• Sat. Oct 29th, 2022

Durban has been named as one of the most dangerous cities in the world in which to live. It is one of six South African cities ranked among a global top 20 of the most dangerous cities.

Feb 6, 2021

By Tanya Waterworth2h ago
Durban – Durban has been named as one of the most dangerous cities in the world in which to live.
It is one of six South African cities ranked among a global top 20 of the most dangerous cities.
While Caracas in Venezuela takes the top spot as the most dangerous city in the world, followed by Port Moresby in New Guinea, The Crime Index by City 2021 survey carried out by statistics website, Numbeo.com, places Pretoria in third place, followed by Durban in fourth place, Johannesburg in fifth place, Pietermaritzburg in seventh place with Port Elizabeth taking up the 14th ranking and the 19th city being Cape Town.
Other cities perceived to be dangerous, such as Damascus in Syria, were placed at 31, Baghdad in Iraq took 55th place and Bogota in Colombia 58th place.
On the other side of the scale, Abu Dhabi was ranked as the safest city in the world, while Dubai and Sharjah, also in the United Arab Emirates, were placed in the top ten, along with Doha in Qatar, Geneva in Switzerland, Taipei in Taiwan and Quebec City, Canada.
Numbeo, which carries out surveys on quality of life, cost of living, crime indexes and property costs around the world, said the survey Crime Index By City 2021 was a perception index based on respondents’ feelings rather than on crime statistics.
It said questions for the surveys were similar to many scientific and government surveys and that they were filtered to eliminate potential spam.
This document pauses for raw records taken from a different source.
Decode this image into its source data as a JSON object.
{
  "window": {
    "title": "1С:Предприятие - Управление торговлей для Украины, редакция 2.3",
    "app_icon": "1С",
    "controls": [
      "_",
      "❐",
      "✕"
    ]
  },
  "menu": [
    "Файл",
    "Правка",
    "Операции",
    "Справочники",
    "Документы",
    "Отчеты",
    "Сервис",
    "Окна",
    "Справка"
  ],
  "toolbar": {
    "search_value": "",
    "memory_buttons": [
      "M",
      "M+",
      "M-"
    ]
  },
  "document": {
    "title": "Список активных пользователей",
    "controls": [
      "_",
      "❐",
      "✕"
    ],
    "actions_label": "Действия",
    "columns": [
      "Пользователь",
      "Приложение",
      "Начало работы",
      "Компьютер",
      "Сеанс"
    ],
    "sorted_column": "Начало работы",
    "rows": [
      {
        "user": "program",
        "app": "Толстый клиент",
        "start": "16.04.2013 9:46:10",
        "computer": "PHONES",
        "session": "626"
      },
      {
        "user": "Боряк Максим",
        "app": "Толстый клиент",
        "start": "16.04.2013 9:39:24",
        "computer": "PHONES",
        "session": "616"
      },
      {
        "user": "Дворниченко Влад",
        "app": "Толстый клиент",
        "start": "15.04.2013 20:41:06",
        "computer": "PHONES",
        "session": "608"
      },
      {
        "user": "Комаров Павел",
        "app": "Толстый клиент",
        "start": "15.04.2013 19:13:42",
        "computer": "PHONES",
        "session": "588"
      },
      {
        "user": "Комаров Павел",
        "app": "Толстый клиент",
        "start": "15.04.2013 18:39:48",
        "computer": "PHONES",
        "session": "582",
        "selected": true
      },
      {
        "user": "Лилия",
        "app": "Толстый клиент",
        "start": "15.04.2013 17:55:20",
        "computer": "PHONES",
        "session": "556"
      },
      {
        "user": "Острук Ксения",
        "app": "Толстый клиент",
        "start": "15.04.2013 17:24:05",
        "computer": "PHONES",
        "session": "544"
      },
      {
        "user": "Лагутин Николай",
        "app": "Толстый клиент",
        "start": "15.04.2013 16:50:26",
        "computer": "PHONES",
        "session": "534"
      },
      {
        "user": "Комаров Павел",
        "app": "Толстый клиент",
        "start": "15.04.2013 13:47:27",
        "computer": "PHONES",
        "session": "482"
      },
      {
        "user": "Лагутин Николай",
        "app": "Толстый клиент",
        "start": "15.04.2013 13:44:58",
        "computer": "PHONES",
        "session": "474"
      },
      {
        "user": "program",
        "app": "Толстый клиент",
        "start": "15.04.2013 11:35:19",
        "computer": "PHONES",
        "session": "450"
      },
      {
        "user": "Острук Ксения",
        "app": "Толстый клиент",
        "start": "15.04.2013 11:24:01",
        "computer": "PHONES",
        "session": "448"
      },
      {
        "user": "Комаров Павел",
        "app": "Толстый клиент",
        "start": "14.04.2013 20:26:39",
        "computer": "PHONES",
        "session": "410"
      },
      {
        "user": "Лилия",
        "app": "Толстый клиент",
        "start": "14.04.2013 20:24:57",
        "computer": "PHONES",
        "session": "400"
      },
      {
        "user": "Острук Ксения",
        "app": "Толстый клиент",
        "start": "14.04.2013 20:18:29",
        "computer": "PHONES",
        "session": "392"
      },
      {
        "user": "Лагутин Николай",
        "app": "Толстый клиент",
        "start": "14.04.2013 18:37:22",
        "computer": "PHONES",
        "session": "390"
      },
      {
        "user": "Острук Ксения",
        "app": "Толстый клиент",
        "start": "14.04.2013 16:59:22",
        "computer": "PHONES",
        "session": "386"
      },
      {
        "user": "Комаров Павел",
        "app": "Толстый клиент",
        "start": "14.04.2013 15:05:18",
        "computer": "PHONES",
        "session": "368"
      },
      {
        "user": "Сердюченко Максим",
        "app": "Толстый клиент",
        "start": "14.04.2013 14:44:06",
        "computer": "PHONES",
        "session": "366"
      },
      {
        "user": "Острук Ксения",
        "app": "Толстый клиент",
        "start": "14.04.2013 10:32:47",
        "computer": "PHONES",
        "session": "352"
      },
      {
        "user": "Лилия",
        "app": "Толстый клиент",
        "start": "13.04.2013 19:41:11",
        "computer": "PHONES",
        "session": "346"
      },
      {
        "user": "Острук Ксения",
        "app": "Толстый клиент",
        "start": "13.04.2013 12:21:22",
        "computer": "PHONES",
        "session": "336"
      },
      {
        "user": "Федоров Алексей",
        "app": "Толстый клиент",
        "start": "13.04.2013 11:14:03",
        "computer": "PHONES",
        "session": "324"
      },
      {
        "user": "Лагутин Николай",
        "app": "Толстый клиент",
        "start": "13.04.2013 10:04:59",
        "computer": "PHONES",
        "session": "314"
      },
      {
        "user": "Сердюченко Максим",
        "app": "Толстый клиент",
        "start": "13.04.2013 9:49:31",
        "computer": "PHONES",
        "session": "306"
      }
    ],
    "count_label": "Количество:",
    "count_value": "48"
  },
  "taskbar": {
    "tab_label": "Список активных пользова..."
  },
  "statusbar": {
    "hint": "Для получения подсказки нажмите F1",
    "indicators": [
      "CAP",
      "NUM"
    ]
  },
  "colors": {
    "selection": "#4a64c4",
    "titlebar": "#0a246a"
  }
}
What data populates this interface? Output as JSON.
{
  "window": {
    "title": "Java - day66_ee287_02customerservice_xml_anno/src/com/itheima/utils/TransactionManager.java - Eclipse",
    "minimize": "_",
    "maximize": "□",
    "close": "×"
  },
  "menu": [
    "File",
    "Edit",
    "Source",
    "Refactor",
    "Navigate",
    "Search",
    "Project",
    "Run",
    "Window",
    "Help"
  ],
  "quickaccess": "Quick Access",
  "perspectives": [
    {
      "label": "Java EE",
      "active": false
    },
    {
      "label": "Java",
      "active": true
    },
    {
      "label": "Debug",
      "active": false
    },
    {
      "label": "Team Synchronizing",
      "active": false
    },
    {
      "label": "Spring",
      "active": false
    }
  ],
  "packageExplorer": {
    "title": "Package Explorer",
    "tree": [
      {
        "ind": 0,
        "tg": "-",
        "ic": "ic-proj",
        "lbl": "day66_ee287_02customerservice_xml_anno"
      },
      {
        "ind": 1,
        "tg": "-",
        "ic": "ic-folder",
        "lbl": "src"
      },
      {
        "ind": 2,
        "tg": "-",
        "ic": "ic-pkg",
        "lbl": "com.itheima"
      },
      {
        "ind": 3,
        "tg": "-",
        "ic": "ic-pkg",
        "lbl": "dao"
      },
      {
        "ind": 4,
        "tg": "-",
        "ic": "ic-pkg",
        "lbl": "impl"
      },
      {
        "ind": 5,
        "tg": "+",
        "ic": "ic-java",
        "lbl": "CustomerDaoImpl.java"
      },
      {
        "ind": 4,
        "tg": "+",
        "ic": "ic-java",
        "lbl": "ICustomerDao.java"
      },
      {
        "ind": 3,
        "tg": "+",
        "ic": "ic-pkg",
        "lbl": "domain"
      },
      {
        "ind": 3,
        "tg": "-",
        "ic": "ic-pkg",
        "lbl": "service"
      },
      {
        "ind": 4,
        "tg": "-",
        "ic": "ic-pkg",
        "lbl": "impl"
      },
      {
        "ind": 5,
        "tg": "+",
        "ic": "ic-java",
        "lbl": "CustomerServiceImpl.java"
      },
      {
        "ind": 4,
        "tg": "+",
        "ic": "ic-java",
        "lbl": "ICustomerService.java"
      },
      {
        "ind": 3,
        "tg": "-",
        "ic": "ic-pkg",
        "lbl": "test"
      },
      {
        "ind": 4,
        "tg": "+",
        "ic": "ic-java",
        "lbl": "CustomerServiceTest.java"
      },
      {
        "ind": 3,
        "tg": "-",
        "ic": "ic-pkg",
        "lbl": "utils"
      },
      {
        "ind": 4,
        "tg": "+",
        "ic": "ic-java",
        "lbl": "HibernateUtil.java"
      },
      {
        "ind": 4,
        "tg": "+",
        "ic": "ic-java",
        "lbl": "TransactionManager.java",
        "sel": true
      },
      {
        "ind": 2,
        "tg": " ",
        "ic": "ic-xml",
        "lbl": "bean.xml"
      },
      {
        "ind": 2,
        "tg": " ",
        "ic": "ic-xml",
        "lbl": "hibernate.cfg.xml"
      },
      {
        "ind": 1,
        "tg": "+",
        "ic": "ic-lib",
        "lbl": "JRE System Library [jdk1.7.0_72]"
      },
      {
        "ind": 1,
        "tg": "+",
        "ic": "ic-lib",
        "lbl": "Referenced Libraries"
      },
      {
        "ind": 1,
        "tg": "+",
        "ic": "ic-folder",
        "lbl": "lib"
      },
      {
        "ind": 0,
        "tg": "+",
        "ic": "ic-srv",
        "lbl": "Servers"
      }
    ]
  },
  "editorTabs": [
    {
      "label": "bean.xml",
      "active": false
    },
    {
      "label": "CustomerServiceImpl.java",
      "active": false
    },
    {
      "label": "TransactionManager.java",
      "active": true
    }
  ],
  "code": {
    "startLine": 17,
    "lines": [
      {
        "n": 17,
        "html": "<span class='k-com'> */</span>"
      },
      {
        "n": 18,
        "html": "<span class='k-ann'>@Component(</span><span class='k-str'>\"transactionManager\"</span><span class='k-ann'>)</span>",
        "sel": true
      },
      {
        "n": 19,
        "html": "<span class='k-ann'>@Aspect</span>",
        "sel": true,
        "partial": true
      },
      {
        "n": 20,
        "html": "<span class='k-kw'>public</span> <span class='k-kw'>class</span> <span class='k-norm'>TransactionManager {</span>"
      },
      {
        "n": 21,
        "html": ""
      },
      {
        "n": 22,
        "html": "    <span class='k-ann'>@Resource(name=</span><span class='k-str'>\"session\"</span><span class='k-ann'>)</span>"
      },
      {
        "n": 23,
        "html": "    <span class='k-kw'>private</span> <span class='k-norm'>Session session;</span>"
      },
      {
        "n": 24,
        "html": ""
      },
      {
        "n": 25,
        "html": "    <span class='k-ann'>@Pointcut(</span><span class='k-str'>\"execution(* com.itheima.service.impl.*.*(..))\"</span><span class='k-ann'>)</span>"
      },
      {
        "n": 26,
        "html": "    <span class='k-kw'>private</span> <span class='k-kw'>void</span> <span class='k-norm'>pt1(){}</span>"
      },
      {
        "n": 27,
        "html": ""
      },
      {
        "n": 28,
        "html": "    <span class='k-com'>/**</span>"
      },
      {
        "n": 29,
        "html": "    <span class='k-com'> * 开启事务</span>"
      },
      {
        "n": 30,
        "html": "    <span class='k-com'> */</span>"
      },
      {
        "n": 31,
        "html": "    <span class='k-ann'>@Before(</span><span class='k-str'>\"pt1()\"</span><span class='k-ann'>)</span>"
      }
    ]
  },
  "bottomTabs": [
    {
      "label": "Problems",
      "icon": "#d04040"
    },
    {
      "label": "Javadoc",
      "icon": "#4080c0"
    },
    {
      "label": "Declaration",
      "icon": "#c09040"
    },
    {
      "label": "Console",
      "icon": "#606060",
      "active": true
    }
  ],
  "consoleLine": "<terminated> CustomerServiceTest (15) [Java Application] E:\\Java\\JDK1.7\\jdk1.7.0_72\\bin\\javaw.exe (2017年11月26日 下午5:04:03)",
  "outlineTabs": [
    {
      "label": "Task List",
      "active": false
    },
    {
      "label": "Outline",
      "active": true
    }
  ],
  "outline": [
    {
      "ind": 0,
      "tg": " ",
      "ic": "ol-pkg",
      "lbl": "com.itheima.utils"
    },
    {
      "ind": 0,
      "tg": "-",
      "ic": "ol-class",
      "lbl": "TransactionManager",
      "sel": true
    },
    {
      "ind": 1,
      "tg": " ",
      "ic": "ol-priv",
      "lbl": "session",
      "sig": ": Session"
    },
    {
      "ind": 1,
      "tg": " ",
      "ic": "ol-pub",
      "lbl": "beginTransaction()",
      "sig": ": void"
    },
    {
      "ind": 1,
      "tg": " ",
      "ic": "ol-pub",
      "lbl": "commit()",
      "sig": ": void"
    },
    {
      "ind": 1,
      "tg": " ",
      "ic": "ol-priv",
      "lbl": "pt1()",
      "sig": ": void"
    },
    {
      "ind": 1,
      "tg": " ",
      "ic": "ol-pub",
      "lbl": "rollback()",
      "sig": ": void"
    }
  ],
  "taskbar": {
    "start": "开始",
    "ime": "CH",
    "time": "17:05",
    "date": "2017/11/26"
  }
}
It added the survey “is a snapshot of the current indices at a specific point in time”.
“To generate a current index, we use data up to 36 months old. We only include cities for which there are at least a certain number of contributions. Crime Index is an estimation of overall level of crime in a given city or country.
“We consider crime levels lower than 20 as very low, crime levels between 20 and 40 as being low, crime levels between 40 and 60 as being moderate, crime levels between 60 and 80 as being high, and finally, crime levels higher than 80 as being very high,” it stated.
In the survey results, Pretoria’s crime index was 81.94, Durban 80.84, Johannesburg 80,65 and Pietermaritzburg 79.73.
Bianca de Beer from DialDirect, which released the global survey, said their own research into crime trends during lockdown level three indicated that some criminals took advantage of the 9pm curfew to increase their activities.
De Beer said their research showed an increase in cars being stolen in the evening from 4pm until 5am the next morning, while home burglaries and robberies which pre-lockdown typically took place between 9pm to 5am, shifted to between 4pm and 9pm this year.
“Authorities keep reminding us that Covid-19 is not on holiday. This research tells us that criminals are not on holiday either. People need to remain vigilant and take all safety precautions to avoid becoming a crime statistic,” said De Beer.
As an example of the level of brazen crime taking place in SA, managing director of advanced driving training company MasterDrive, Eugene Herbert, highlighted a video clip doing the rounds on social media, which shows a new hijacking technique where hijackers target the victim on an off-ramp by blocking her from the front.
“The driver was blocked in by the hijacker’s car which preceded her and soon by the traffic behind her.
“A key way to prevent yourself from being in this position is to ensure you keep at least three metres between yourself and the car in front of you when stationary. Admittedly, in the video clip, it would have been difficult to move around the hijackers as their position appears to be carefully chosen, but in many instances, it could give you the space to move quickly and safely.
“Quickly moving around a car that unexpectedly stops in front of you can make all the difference. When driving, accept that someone stopping suddenly in this manner may be a threat and that your best response is to immediately move around the obstacle. Prepare and practice for such a situation, so your response is immediate,” said Herbert.
Meanwhile, Tracker’s vehicle crime statistics for July to December 2020 showed a 13% decrease in the number of vehicle crime activities reported nationally, although it highlighted that hijacking “remains prevalent”. Tracker has 1.1 million vehicles on its base with their figures showing car theft decreased by 21%, but hijacking only by 5% during the period, with hijacking accounting for more crimes than theft of motor vehicles.
Tracker’s data also indicated that an opportunistic element could be at play, with a noticeable increase in vehicles being targeted for their loads, particularly fast moving consumable goods, while drivers carrying large amounts of cash were also being targeted.
Most vehicles were reported as hijacked or stolen towards the end of the week, with most hijackings being reported between 4pm and 8pm.
Theft of motor vehicles happened from Wednesday through to Saturday between 11am and 3pm.
Tracker’s executive of operational services, Ron Knott-Craig, said the 13% decrease in vehicle crime could be attributed to fewer vehicles being on the road because of Covid-19 restrictions when compared with the previous year.
“It’s important that we don’t become complacent. While driving, be vigilant about your surroundings. Be alert and on the look-out for suspicious persons and vehicles, and avoid distractions, such as talking on your phone,” he said.
Independent on Saturday